- What the task asks:
Repeat every record exactly as written, but leave out the pictures.

**** Task input ****

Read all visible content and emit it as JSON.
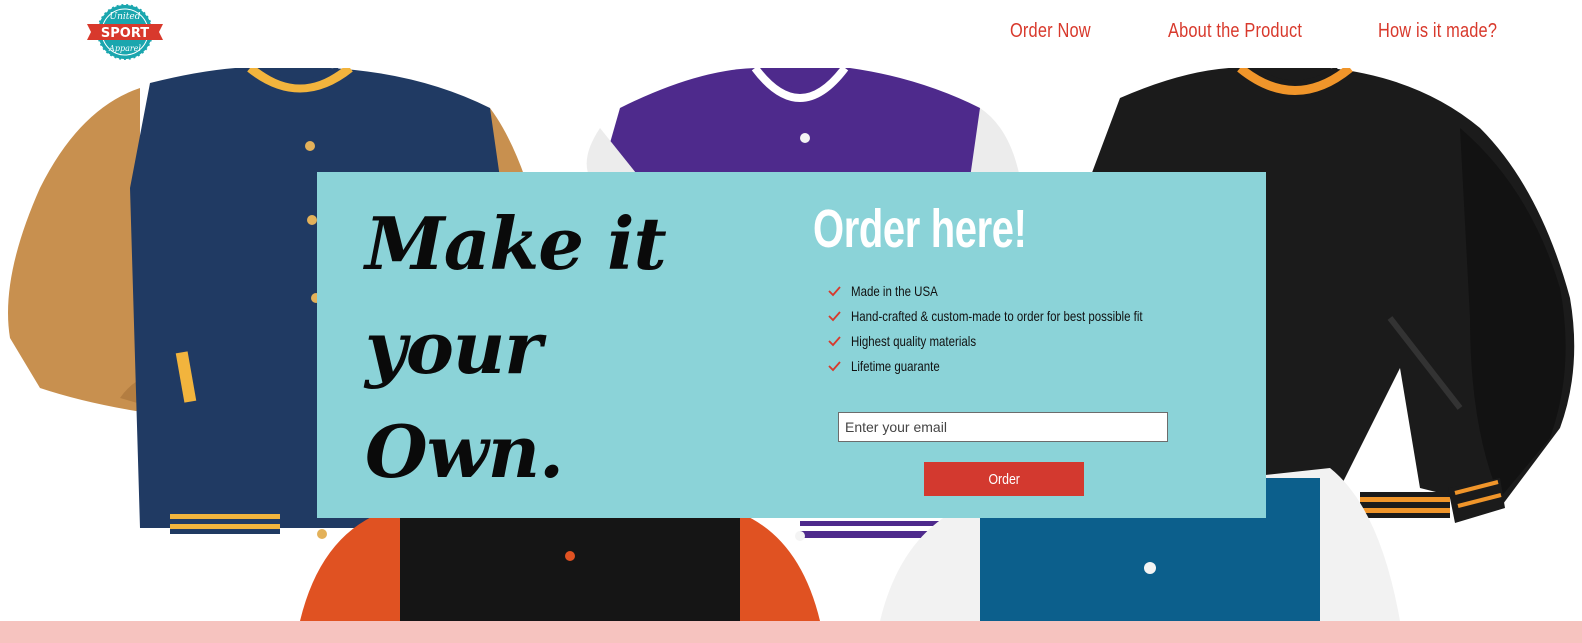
{
  "brand": {
    "logo_top": "United",
    "logo_main": "SPORT",
    "logo_bottom": "Apparel",
    "colors": {
      "teal": "#1aa6ae",
      "red": "#d8392c"
    }
  },
  "nav": {
    "items": [
      {
        "label": "Order Now"
      },
      {
        "label": "About the Product"
      },
      {
        "label": "How is it made?"
      }
    ]
  },
  "hero": {
    "headline": [
      "Make it",
      "your",
      "Own."
    ],
    "order_title": "Order here!",
    "features": [
      {
        "text": "Made in the USA",
        "icon": "check-icon"
      },
      {
        "text": "Hand-crafted & custom-made to order for best possible fit",
        "icon": "check-icon"
      },
      {
        "text": "Highest quality materials",
        "icon": "check-icon"
      },
      {
        "text": "Lifetime guarante",
        "icon": "check-icon"
      }
    ],
    "email_placeholder": "Enter your email",
    "email_value": "",
    "button_label": "Order",
    "panel_color": "#8bd3d8",
    "button_color": "#d3392f"
  },
  "footer": {
    "color": "#f6c3bf"
  }
}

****

- Solved exercise:
Read all visible content and emit it as JSON.
{
  "brand": {
    "logo_top": "United",
    "logo_main": "SPORT",
    "logo_bottom": "Apparel",
    "colors": {
      "teal": "#1aa6ae",
      "red": "#d8392c"
    }
  },
  "nav": {
    "items": [
      {
        "label": "Order Now"
      },
      {
        "label": "About the Product"
      },
      {
        "label": "How is it made?"
      }
    ]
  },
  "hero": {
    "headline": [
      "Make it",
      "your",
      "Own."
    ],
    "order_title": "Order here!",
    "features": [
      {
        "text": "Made in the USA",
        "icon": "check-icon"
      },
      {
        "text": "Hand-crafted & custom-made to order for best possible fit",
        "icon": "check-icon"
      },
      {
        "text": "Highest quality materials",
        "icon": "check-icon"
      },
      {
        "text": "Lifetime guarante",
        "icon": "check-icon"
      }
    ],
    "email_placeholder": "Enter your email",
    "email_value": "",
    "button_label": "Order",
    "panel_color": "#8bd3d8",
    "button_color": "#d3392f"
  },
  "footer": {
    "color": "#f6c3bf"
  }
}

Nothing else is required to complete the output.